Mainstream rock alterna-gods keep us scratching our aging heads.
I'm going to give this album the benefit of the doubt.
You see, as I was listening to Weezer's latest self-titled effort the other day (the third of six to bear the band's name in leiu of other words, once again forcing humanity to abide by unnecessary color coding), it dawned on me that everything this group has ever done has initially seemed like a bad joke. I remember the first time I heard "Undone (The Sweater Song)" clear as day in the year of our Lord 1994.
"This seems like a bad joke," I thought.
I'm not trying to be glib or funny -- that's literally what I thought. "If you want to destroy my sweater?" The video with the drummer thrusting his pelvis and all those dogs? It couldn't be real. Then, I heard the album. After four or five listens, it started to make sense.
Flash forward a couple of years. "El Scorcho" comes on the radio one stormy afternoon. Gargling noises, a herky jerky rhythm, Green Day references, Rivers Cuomo's pained falsetto... it sounded like an old practice tape from my fledgling high school rock group the Commodes (only with much higher production values). Again, it took a few gos, but eventually the jarring Pinkerton single worked its way into normalcy.
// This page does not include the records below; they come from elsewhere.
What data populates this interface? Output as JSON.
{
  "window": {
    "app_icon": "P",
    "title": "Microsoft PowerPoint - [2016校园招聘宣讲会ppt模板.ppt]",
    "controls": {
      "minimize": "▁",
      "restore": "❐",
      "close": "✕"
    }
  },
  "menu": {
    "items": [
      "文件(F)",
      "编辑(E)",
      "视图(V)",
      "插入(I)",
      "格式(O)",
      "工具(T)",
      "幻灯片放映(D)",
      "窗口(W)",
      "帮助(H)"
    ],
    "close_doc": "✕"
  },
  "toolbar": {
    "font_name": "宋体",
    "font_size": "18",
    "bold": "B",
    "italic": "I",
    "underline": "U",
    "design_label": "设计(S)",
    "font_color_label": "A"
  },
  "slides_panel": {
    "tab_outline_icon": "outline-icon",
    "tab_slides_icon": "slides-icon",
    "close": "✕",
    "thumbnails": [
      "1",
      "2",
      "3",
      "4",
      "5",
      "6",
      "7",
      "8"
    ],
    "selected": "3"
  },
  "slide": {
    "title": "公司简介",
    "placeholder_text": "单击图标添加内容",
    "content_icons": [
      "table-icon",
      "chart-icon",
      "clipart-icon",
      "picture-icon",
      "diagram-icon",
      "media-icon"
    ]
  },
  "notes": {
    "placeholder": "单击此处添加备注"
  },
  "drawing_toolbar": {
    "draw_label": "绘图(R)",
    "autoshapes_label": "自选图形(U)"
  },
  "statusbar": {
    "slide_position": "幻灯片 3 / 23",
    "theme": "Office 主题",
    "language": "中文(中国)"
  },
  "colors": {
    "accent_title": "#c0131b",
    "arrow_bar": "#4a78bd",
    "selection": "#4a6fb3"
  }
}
So it was with every future move Weezer made, from "Hash Pipe" to the addition of heavy metal flunkie bassist Scott Shriner to that video they made with the Muppets. I suppose you could say they're slightly ahead of the curve, co-opting whatever stupid they can find and rebirthing it as cool (that's certainly what they did with "Happy Days" in the video for "Buddy Holly"). Maybe Weezer's just lucky the music world is often so pompous and serious that their shenanigans are usually accepted as a breath of fresh air.
Whatever the case, as I continued listening to Red this week, staring at what looks like a reunion of "To Catch a Predator" suspects on the front cover, I started to like it more and more. The strange, Beck-esque lyrics of "Troublemaker" ("Marryin' a b'yotch / Havin' seven k'yods"); the pretentious Queen stab "The Greatest Man That Ever Lived (Variations on a Shaker Hymn)"; the asinine pile of acoustic goo called "Heart Songs" -- all dubious, but all boasting enough of that patented Weezer introverted grunge pop sound to ingratiate themselves to the listener.
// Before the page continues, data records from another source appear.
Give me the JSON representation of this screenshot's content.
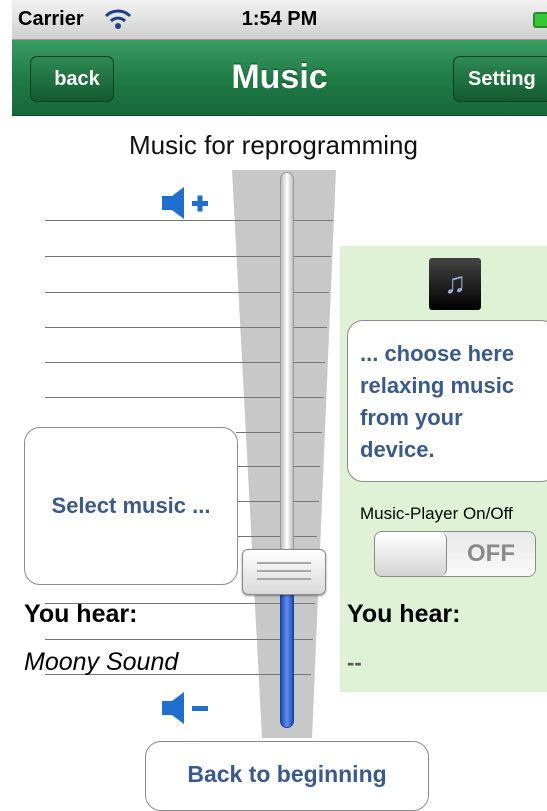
{
  "status_bar": {
    "carrier": "Carrier",
    "time": "1:54 PM"
  },
  "nav": {
    "title": "Music",
    "back_label": "back",
    "settings_label": "Setting"
  },
  "heading": "Music for reprogramming",
  "icons": {
    "volume_up": "volume-up-icon",
    "volume_down": "volume-down-icon",
    "music_note": "music-note-icon",
    "wifi": "wifi-icon",
    "battery": "battery-icon"
  },
  "left": {
    "select_label": "Select music ...",
    "you_hear_label": "You hear:",
    "current_sound": "Moony Sound"
  },
  "volume": {
    "level": 0.32
  },
  "right": {
    "choose_lines": [
      "... choose here",
      "relaxing music",
      "from your",
      "device."
    ],
    "player_label": "Music-Player On/Off",
    "player_state": "OFF",
    "you_hear_label": "You hear:",
    "current_value": "--"
  },
  "footer": {
    "back_to_beginning": "Back to beginning"
  },
  "colors": {
    "nav_green": "#1f7c45",
    "panel_green": "#e0f2d5",
    "link_blue": "#3a5a8c",
    "slider_blue": "#3b6fe0"
  }
}
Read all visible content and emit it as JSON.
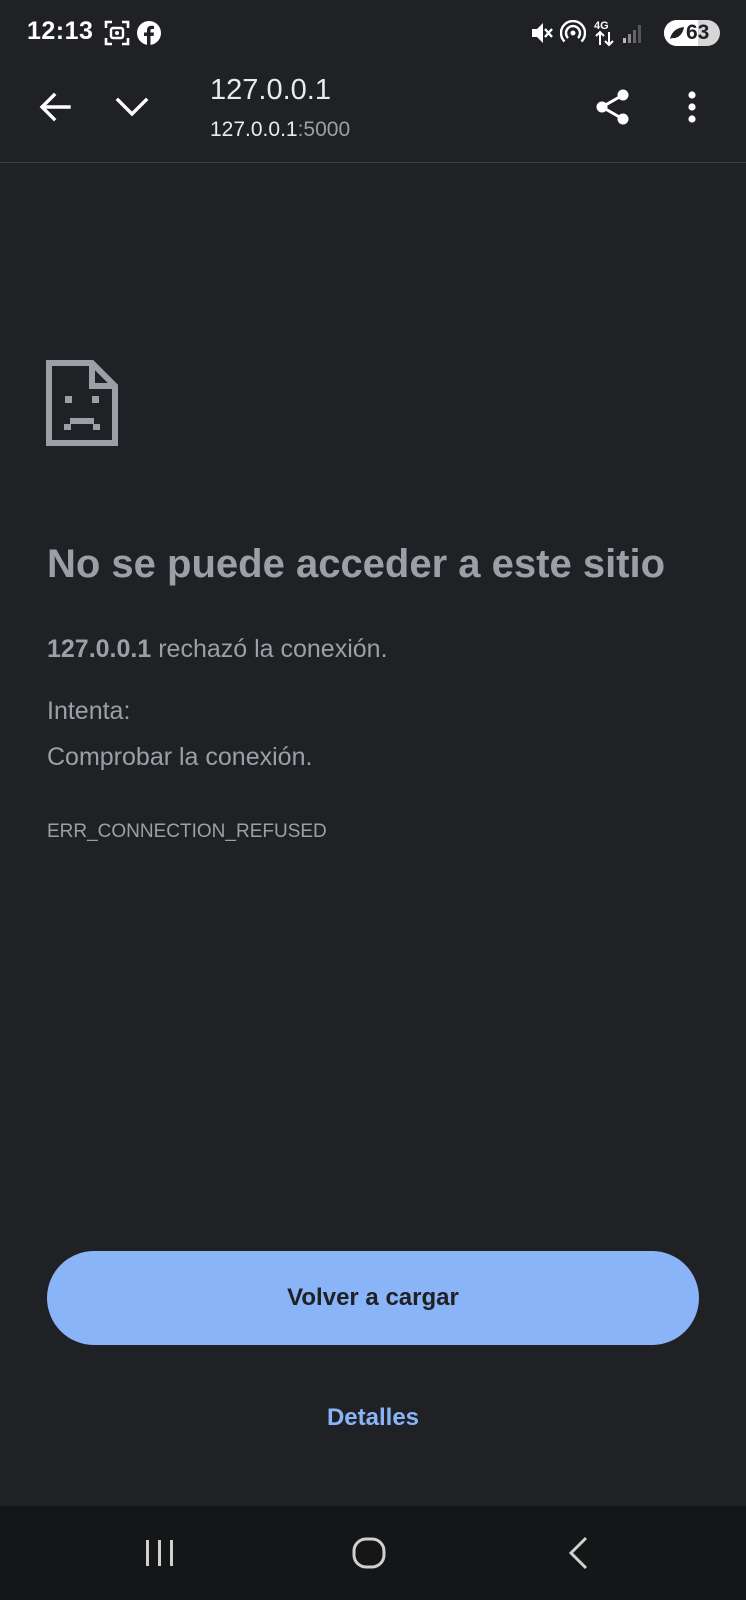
{
  "status_bar": {
    "time": "12:13",
    "battery_level": "63",
    "network_type": "4G",
    "icons": [
      "screenshot-icon",
      "facebook-icon",
      "muted-icon",
      "hotspot-icon",
      "mobile-data-icon",
      "signal-icon",
      "battery-icon"
    ]
  },
  "toolbar": {
    "title": "127.0.0.1",
    "url_host": "127.0.0.1",
    "url_port": ":5000",
    "icons": [
      "back-arrow-icon",
      "chevron-down-icon",
      "share-icon",
      "more-vert-icon"
    ]
  },
  "error": {
    "icon": "sad-page-icon",
    "heading": "No se puede acceder a este sitio",
    "host": "127.0.0.1",
    "message": " rechazó la conexión.",
    "try_label": "Intenta:",
    "try_item": "Comprobar la conexión.",
    "code": "ERR_CONNECTION_REFUSED"
  },
  "actions": {
    "reload_label": "Volver a cargar",
    "details_label": "Detalles"
  },
  "nav_bar": {
    "icons": [
      "recents-icon",
      "home-icon",
      "back-icon"
    ]
  },
  "colors": {
    "background": "#202124",
    "accent": "#8ab4f8",
    "muted_text": "#9aa0a6"
  }
}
Heck, even rhthym guitarist Brian Bell's gruff late '90s beach jam throwback "Thought I Knew" is weaseling its way into my sick blood-pumper (although I can see why they kept him away from the mic for so long; this tune is about as close to Weezer as "Cop Killer" is to Donnie Osmond).
There is one moment on The Red Album that is unquestionably vintage Weez. I speak of "Pork and Beans", the song that's been burning up the YouTube for weeks now with its cutesy, "Hey, these are all people from the Internet, LOL" video. Rivers and Co. dust off the old tried-and-true quiet verse/loud chorus formatting chestnut for this one, lacing it with irresistable hooks and empowering lyrics ("I'ma do the things that I wanna do / I ain't got a thing to prove to you"). The result is the best geek anthem this side of whatever MC Chris' last hit was.
The rest of the album may try men's souls, but if you ask me the verdict's still out. It certainly has a high replayability factor (Cuomo's rap about stardom near the end of "Greatest Man" must be heard several times before it is believed). It certainly will be one of the most talked about records of the year. Kudos must at least be given for not turning in an album of 12 "Dope Noses" or "Beverly Hillses". That would have been too easy, and I'm starting to realize easy is not what Weezer's all about.